TASK OBJECTIVE:
Filter the listing below, keeping every line that holds "title".

* * * *

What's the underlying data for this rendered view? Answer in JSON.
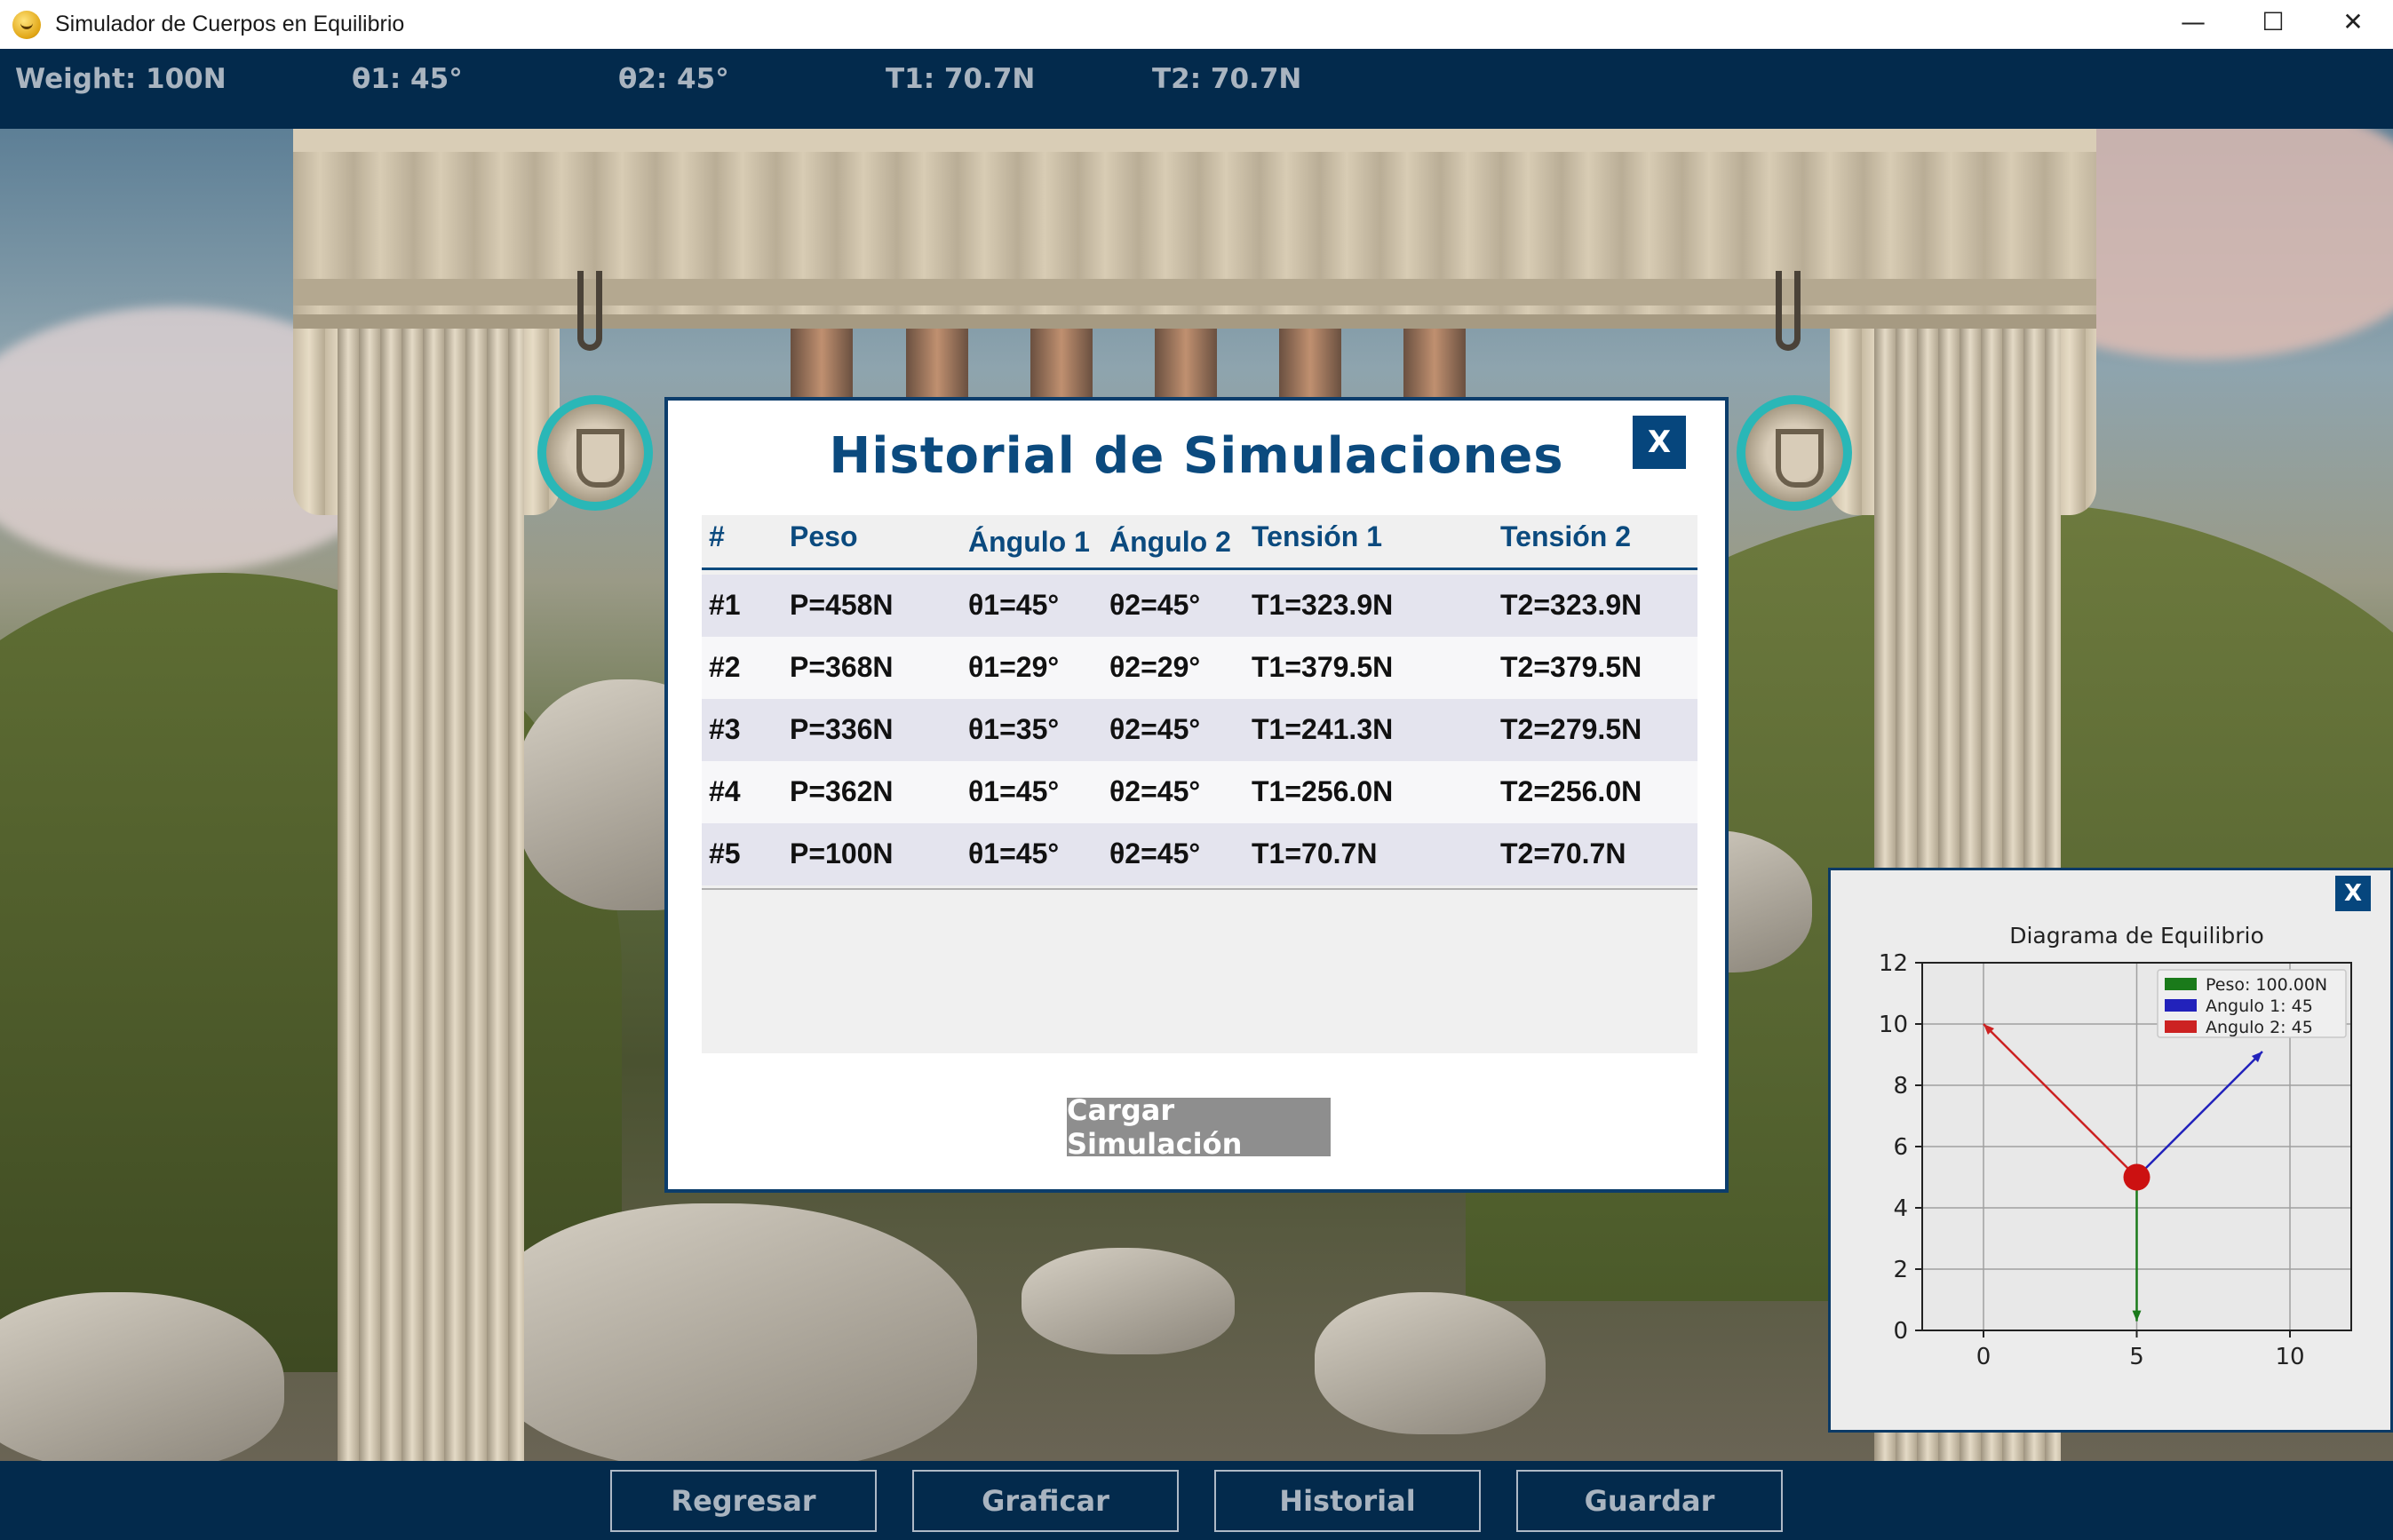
{
  "window": {
    "title": "Simulador de Cuerpos en Equilibrio",
    "minimize": "—",
    "maximize": "☐",
    "close": "✕"
  },
  "status": {
    "weight": "Weight: 100N",
    "theta1": "θ1: 45°",
    "theta2": "θ2: 45°",
    "t1": "T1: 70.7N",
    "t2": "T2: 70.7N"
  },
  "history": {
    "title": "Historial de Simulaciones",
    "close_label": "X",
    "headers": [
      "#",
      "Peso",
      "Ángulo 1",
      "Ángulo 2",
      "Tensión 1",
      "Tensión 2"
    ],
    "rows": [
      [
        "#1",
        "P=458N",
        "θ1=45°",
        "θ2=45°",
        "T1=323.9N",
        "T2=323.9N"
      ],
      [
        "#2",
        "P=368N",
        "θ1=29°",
        "θ2=29°",
        "T1=379.5N",
        "T2=379.5N"
      ],
      [
        "#3",
        "P=336N",
        "θ1=35°",
        "θ2=45°",
        "T1=241.3N",
        "T2=279.5N"
      ],
      [
        "#4",
        "P=362N",
        "θ1=45°",
        "θ2=45°",
        "T1=256.0N",
        "T2=256.0N"
      ],
      [
        "#5",
        "P=100N",
        "θ1=45°",
        "θ2=45°",
        "T1=70.7N",
        "T2=70.7N"
      ]
    ],
    "load_button": "Cargar Simulación"
  },
  "chart_panel": {
    "close_label": "X"
  },
  "chart_data": {
    "type": "line",
    "title": "Diagrama de Equilibrio",
    "xlabel": "",
    "ylabel": "",
    "xlim": [
      -2,
      12
    ],
    "ylim": [
      0,
      12
    ],
    "xticks": [
      0,
      5,
      10
    ],
    "yticks": [
      0,
      2,
      4,
      6,
      8,
      10,
      12
    ],
    "grid": true,
    "legend_position": "top-right",
    "node": {
      "x": 5,
      "y": 5
    },
    "series": [
      {
        "name": "Peso: 100.00N",
        "color": "#1a7a1a",
        "points": [
          [
            5,
            5
          ],
          [
            5,
            0.3
          ]
        ]
      },
      {
        "name": "Angulo 1: 45",
        "color": "#2222bb",
        "points": [
          [
            5,
            5
          ],
          [
            9.1,
            9.1
          ]
        ]
      },
      {
        "name": "Angulo 2: 45",
        "color": "#cc2222",
        "points": [
          [
            5,
            5
          ],
          [
            0,
            10
          ]
        ]
      }
    ]
  },
  "bottom": {
    "back": "Regresar",
    "plot": "Graficar",
    "history": "Historial",
    "save": "Guardar"
  }
}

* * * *

OUTPUT BELOW:
    "title": "Simulador de Cuerpos en Equilibrio",
    "title": "Historial de Simulaciones",
    "title": "Diagrama de Equilibrio",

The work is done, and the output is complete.